Pharmacology: Pharmacodynamics: Mechanism of Action: Esomeprazole is a proton pump inhibitor. It is the S-isomer of omeprazole and reduces gastric acid secretion through a specific targeted mechanism of action. It is a specific inhibitor of the acid pump in the parietal cell. Both the R- and S-isomer of omeprazole have similar pharmacodynamic activity.
Esomeprazole is a weak base and is concentrated and converted to the active form, in the highly acidic environment of the secretory canaliculi of the parietal cell, where it inhibits the enzyme H+K+-ATPase - the acid pump and inhibits both basal and stimulated acid secretion.
Pharmacokinetics: Absorption and Distribution: Esomeprazole is acid labile and is administered orally as enteric-coated granules. In vivo conversion to the R-isomer is negligible. Absorption of esomeprazole is rapid, with peak plasma levels occurring approximately 1-2 hours after dose. The absolute bioavailability is 64% after a single dose of 40 mg and increases to 89% after repeated once-daily administration. For 20 mg esomeprazole, the corresponding values are 50% and 68%, respectively. The apparent volume of distribution at steady state in healthy subjects is approximately 0.22 L/kg body weight. Esomeprazole is 97% plasma protein bound.

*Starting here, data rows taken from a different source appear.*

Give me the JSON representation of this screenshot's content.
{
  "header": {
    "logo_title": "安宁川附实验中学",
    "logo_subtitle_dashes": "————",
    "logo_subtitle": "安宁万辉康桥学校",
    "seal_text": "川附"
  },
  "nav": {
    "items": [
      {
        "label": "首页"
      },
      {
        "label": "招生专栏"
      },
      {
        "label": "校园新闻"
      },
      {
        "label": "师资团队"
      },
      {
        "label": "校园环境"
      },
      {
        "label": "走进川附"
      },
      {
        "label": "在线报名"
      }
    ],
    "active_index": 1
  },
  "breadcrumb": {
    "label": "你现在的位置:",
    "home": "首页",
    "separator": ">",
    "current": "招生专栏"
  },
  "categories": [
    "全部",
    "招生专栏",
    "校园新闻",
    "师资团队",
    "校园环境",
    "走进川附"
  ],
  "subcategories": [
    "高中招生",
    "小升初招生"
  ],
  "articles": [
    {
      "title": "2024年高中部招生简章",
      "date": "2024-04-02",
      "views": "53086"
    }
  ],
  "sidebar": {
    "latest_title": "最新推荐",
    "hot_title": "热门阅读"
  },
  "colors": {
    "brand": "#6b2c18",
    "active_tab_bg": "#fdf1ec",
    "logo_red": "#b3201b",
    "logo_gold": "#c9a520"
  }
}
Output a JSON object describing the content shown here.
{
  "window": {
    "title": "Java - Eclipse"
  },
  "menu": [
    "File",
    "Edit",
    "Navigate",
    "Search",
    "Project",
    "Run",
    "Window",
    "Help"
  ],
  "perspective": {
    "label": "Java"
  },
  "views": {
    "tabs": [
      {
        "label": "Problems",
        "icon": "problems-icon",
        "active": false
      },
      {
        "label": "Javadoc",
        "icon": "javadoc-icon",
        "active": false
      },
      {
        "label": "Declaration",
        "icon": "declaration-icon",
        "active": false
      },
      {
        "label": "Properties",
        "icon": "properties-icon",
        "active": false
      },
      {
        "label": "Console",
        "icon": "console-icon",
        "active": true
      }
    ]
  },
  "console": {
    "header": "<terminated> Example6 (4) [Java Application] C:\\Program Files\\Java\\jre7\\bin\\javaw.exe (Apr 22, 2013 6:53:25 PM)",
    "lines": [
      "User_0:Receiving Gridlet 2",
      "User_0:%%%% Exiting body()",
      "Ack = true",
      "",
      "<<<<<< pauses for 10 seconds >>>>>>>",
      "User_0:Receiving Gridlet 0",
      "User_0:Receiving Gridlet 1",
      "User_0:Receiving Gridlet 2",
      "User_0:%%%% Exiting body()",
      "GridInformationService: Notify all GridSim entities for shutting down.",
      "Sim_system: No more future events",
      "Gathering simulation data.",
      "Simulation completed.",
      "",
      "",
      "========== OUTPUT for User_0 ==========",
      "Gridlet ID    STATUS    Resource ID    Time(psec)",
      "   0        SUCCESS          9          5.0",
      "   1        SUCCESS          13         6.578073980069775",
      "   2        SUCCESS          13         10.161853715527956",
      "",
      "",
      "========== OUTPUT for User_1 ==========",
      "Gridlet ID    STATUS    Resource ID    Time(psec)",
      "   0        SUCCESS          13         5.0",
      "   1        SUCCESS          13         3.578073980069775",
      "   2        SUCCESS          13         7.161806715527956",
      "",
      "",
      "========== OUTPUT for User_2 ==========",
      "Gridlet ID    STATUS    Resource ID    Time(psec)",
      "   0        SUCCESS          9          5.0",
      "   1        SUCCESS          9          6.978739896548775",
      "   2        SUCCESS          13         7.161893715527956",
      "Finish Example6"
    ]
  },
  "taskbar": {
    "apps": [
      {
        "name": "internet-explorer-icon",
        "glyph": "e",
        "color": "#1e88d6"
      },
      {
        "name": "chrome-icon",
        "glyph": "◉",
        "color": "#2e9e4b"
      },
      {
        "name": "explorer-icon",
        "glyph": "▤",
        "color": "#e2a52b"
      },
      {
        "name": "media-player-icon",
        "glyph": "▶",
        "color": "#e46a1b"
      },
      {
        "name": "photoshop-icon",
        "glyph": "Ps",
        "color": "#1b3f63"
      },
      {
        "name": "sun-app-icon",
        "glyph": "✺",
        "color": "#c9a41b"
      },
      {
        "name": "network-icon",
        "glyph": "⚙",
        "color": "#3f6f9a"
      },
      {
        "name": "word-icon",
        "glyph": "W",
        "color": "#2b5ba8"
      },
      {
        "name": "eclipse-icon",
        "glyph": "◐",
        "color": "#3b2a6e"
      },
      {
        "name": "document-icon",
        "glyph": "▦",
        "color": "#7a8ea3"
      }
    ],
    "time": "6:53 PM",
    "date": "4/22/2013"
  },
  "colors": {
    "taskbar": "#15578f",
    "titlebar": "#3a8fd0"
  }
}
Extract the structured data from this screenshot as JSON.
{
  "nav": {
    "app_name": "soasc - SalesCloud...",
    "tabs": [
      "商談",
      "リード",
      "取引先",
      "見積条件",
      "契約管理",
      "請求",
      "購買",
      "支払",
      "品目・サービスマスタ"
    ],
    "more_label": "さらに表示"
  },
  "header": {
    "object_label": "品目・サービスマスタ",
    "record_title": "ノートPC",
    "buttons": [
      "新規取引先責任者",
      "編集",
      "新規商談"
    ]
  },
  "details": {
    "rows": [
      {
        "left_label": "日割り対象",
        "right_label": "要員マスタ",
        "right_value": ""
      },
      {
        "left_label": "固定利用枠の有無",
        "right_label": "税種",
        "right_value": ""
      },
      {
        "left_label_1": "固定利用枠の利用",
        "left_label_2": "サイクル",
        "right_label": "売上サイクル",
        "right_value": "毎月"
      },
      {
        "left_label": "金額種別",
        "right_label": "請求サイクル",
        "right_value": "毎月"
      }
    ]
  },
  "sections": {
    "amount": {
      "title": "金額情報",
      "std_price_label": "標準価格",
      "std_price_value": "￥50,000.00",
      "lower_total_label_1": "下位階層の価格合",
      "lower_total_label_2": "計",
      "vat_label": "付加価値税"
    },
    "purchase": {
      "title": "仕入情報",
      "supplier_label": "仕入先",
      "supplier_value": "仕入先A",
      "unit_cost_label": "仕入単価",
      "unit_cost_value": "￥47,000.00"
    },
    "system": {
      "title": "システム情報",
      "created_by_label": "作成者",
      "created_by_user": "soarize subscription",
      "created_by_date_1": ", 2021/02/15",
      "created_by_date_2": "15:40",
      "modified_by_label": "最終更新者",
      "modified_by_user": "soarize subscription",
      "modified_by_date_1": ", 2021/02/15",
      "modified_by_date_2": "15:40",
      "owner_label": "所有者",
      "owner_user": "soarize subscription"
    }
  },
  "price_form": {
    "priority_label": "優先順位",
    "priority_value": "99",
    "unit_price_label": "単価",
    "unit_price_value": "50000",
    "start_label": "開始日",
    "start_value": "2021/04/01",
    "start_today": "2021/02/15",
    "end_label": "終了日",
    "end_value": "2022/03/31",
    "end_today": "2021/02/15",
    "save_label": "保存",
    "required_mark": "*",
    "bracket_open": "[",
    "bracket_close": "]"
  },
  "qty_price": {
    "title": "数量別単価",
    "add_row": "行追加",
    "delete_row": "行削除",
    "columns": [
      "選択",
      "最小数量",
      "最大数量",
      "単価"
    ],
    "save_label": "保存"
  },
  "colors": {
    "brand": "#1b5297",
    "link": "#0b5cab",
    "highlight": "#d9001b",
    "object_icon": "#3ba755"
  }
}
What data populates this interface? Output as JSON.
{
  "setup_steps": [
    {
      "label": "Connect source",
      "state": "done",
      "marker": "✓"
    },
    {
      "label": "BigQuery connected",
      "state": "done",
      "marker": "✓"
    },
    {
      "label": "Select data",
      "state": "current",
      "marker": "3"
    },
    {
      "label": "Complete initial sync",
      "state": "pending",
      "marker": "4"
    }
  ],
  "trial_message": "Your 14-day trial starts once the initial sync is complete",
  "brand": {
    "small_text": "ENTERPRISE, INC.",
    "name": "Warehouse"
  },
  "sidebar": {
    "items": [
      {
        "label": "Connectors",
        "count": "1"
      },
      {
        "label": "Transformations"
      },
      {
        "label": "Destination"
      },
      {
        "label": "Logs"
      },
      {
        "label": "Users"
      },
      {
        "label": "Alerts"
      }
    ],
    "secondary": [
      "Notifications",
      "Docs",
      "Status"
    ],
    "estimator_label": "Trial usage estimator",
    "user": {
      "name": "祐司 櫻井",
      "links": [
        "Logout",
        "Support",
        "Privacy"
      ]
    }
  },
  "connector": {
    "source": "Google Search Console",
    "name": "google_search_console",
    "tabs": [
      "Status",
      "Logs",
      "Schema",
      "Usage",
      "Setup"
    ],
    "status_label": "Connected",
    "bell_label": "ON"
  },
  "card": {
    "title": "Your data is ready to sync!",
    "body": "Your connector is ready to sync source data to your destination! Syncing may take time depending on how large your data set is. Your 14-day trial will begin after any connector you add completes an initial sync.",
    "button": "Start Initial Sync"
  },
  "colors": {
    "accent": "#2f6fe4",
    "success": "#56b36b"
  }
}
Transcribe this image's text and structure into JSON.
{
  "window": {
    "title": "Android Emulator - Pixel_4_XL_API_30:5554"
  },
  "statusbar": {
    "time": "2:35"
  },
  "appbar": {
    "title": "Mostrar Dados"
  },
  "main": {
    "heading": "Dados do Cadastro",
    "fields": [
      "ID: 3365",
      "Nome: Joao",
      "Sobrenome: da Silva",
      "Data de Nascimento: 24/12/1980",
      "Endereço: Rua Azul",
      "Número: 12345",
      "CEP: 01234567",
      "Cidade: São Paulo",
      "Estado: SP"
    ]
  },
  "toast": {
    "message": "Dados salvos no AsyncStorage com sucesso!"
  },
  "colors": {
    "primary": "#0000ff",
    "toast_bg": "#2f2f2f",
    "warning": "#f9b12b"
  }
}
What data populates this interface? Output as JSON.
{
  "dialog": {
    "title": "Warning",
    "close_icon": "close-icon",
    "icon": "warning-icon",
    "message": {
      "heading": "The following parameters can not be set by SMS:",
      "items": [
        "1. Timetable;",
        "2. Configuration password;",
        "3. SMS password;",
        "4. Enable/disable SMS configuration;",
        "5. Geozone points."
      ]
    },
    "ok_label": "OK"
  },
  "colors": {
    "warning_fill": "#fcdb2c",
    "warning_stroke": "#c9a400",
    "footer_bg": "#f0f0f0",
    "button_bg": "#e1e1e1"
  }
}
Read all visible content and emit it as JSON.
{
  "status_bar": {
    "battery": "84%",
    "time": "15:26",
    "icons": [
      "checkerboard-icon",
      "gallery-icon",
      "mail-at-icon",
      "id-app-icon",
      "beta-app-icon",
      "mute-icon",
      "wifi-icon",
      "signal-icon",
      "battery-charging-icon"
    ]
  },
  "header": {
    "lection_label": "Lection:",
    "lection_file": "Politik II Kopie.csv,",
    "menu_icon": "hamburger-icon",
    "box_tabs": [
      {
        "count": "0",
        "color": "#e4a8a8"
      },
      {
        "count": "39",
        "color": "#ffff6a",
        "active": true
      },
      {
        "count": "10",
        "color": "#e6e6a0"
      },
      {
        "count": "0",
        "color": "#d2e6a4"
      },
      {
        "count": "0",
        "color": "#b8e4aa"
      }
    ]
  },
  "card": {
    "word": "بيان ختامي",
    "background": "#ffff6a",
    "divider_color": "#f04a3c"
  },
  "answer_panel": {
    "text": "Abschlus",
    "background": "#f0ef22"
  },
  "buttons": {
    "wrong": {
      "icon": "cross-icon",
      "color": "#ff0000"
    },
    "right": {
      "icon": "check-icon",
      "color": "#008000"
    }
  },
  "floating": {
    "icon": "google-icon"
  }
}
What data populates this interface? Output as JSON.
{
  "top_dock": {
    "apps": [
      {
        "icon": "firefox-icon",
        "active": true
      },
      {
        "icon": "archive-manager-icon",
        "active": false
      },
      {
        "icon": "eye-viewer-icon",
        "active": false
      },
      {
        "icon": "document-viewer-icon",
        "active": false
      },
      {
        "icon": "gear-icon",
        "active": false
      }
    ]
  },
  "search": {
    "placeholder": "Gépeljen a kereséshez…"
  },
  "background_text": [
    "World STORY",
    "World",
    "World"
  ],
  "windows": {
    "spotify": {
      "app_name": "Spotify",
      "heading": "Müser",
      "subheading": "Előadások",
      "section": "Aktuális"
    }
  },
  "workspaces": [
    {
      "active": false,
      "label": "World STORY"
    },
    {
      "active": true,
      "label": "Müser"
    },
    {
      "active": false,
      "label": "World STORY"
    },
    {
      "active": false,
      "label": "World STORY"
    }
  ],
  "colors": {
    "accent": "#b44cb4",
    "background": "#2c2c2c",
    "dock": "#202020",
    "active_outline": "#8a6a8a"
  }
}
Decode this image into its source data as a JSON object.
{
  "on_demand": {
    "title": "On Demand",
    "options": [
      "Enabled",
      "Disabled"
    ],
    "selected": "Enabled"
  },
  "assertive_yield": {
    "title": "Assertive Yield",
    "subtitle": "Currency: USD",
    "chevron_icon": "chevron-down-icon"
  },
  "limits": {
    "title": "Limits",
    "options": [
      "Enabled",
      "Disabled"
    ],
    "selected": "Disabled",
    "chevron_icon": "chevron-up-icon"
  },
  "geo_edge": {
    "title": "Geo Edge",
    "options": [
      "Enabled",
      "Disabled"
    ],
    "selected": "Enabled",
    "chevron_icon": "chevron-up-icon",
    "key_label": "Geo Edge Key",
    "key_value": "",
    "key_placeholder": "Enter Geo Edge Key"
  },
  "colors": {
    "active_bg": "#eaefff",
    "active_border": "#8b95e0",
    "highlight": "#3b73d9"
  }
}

Food intake both delays and decreases the absorption of esomeprazole although this has no significant influence on the effect of esomeprazole on intragastric acidity.
Metabolism and Excretion: Esomeprazole is completely metabolised by the cytochrome P450 system (CYP). The major part of the metabolism of esomeprazole is dependent on the polymorphic CYP2C19, responsible for the formation of the hydroxy- and desmethyl metabolites of esomeprazole. The remaining part is dependent on another specific isoform, CYP3A4, responsible for the formation of esomeprazole sulphone, the main metabolite in plasma.
The parameters as follows reflect mainly the pharmacokinetics in individuals with a functional CYP2C19 enzyme, extensive metabolisers.
Total plasma clearance is about 17 L/h after a single dose and about 9 L/h after repeated administration. The plasma elimination half-life is about 1.3 hours after repeated once-daily dosing. The pharmacokinetics of esomeprazole has been studied in doses up to 40 mg b.i.d. The area under the plasma concentration time curve increases with repeated administration of esomeprazole. This increase is dose-dependent and results in a more than dose proportional increase in AUC after repeated administration. This time- and dose-dependency is due to a decrease of first pass metabolism and systemic clearance probably caused by an inhibition of the CYP2C19 enzyme by esomeprazole and/or its sulphone metabolite. Esomeprazole is completely eliminated from plasma between doses with no tendency for accumulation during once-daily administration.
The major metabolites of esomeprazole have no effect on gastric acid secretion. Almost 80% of an oral dose of esomeprazole is excreted as metabolites in the urine, the remainder in the faeces. Less than 1% of the parent drug is found in urine.